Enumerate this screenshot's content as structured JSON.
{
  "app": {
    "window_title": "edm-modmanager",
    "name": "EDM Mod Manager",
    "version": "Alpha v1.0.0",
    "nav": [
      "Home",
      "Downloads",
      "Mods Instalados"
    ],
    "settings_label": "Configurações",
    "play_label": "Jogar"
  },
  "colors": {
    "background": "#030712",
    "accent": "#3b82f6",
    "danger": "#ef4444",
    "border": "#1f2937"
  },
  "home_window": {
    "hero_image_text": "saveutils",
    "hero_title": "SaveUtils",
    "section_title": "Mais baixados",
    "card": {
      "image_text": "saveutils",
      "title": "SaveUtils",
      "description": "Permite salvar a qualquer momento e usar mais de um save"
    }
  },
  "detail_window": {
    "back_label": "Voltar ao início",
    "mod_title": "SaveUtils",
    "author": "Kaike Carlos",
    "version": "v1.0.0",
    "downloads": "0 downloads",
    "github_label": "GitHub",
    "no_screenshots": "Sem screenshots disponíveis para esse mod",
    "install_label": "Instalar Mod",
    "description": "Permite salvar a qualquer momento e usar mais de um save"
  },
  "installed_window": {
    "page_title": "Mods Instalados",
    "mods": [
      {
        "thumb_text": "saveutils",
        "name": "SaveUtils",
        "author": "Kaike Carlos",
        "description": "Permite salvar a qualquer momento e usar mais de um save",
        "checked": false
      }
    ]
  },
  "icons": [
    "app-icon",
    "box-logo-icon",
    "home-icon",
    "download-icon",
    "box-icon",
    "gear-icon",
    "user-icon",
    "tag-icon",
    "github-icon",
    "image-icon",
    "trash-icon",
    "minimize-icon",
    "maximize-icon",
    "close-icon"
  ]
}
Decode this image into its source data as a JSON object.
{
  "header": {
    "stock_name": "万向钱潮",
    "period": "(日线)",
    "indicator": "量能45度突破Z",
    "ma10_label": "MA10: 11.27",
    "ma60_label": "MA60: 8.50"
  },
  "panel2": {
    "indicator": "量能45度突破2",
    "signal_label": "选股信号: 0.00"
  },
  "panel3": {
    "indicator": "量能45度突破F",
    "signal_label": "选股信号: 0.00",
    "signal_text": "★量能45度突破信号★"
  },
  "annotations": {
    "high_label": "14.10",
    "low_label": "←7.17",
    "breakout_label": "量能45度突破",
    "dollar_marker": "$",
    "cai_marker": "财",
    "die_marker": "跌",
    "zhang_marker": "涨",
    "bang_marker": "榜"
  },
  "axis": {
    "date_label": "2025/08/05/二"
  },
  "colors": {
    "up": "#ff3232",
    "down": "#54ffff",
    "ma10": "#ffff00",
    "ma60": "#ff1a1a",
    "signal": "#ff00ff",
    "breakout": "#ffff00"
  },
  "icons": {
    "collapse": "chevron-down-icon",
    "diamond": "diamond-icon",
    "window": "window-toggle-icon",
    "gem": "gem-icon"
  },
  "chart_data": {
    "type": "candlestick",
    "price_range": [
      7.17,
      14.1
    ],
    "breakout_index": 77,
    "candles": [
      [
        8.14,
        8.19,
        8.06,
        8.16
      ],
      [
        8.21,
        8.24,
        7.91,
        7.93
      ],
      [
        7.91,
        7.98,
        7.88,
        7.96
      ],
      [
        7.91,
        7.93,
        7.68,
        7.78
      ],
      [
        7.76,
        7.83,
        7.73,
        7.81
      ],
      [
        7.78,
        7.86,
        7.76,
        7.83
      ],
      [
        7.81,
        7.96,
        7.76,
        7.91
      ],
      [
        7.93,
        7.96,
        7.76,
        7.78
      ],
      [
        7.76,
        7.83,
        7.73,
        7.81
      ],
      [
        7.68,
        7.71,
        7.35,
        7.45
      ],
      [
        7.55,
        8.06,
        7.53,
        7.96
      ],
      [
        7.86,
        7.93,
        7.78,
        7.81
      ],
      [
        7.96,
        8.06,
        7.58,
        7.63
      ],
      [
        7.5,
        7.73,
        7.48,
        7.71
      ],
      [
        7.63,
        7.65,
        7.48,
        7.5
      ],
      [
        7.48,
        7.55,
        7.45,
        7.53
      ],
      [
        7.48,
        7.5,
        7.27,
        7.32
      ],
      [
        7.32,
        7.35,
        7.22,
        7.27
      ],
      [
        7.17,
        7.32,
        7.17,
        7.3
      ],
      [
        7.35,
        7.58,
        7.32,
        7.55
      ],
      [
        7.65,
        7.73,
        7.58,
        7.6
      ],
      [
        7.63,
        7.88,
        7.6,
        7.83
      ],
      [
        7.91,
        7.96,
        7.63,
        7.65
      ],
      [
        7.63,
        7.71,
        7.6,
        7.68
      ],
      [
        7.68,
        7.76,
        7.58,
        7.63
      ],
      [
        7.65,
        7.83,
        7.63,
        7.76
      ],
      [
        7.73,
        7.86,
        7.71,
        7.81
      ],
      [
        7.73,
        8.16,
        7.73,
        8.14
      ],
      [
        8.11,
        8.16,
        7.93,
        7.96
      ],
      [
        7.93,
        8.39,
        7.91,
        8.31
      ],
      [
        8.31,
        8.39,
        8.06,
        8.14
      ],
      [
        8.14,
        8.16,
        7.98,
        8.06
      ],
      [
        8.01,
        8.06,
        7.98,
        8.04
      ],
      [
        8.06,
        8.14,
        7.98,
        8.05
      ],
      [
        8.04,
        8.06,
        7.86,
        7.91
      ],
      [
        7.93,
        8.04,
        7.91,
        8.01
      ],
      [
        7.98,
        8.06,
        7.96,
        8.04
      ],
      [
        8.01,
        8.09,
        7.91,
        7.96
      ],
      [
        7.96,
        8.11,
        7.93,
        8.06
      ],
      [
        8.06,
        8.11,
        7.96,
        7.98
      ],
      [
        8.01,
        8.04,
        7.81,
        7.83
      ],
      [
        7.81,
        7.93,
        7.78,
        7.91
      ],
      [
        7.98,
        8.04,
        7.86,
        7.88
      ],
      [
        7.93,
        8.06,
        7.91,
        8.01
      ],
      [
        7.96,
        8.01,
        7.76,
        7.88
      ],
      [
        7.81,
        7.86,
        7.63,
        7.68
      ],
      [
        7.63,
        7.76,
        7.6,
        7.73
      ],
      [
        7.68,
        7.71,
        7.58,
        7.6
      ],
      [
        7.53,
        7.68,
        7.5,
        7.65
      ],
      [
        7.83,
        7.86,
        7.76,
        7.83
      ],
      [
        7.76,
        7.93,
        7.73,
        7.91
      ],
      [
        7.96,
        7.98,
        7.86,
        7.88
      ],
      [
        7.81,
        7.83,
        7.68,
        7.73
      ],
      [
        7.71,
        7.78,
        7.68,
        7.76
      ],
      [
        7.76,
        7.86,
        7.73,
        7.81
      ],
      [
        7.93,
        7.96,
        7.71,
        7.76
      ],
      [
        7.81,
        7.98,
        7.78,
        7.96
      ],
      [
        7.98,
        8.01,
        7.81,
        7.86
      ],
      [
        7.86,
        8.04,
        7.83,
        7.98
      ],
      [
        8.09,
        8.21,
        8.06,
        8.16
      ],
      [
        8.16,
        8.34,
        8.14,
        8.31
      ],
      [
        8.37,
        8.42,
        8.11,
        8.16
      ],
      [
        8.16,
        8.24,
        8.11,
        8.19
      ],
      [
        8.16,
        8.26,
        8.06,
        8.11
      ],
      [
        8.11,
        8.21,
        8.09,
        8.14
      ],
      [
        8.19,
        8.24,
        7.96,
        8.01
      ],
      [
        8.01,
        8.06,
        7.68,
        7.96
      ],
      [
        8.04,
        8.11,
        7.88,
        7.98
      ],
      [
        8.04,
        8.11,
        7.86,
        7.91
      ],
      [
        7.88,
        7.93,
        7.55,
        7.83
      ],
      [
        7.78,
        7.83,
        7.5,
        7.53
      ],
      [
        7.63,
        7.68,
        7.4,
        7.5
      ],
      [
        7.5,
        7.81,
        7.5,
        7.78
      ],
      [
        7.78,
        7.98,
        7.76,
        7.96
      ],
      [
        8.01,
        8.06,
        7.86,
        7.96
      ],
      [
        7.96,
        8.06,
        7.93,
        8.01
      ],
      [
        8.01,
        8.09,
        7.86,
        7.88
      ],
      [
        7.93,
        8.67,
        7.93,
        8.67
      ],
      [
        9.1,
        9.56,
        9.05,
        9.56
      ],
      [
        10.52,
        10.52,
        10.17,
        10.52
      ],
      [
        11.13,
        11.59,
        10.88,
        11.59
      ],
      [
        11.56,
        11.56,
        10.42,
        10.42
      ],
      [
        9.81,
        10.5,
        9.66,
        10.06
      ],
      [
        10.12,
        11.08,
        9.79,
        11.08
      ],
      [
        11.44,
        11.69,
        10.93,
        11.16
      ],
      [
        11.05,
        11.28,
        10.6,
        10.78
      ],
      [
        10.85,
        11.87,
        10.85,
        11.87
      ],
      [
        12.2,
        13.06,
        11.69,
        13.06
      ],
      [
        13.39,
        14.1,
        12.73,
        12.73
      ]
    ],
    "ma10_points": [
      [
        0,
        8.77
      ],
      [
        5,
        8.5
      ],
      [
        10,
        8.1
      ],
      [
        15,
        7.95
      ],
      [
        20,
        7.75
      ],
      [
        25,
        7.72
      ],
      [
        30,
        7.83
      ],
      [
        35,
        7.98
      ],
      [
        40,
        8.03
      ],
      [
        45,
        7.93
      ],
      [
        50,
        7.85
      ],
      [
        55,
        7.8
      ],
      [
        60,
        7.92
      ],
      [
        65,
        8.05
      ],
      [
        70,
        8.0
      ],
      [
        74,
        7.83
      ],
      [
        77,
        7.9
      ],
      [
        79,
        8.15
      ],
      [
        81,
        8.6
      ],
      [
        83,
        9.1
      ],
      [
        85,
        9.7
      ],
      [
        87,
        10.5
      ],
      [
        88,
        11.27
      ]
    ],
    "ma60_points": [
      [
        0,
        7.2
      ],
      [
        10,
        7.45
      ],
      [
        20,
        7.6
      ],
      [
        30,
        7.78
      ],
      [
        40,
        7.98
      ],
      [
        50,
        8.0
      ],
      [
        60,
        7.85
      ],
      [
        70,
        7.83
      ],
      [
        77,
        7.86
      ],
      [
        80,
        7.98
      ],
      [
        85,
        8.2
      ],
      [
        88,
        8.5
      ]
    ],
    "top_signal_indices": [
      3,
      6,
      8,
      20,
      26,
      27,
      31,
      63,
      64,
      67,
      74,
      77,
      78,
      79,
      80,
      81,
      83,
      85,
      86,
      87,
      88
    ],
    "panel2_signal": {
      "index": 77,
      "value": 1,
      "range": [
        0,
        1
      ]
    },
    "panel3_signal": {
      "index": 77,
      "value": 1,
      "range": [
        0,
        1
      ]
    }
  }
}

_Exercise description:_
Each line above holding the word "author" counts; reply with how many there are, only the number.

_Exercise result:_
2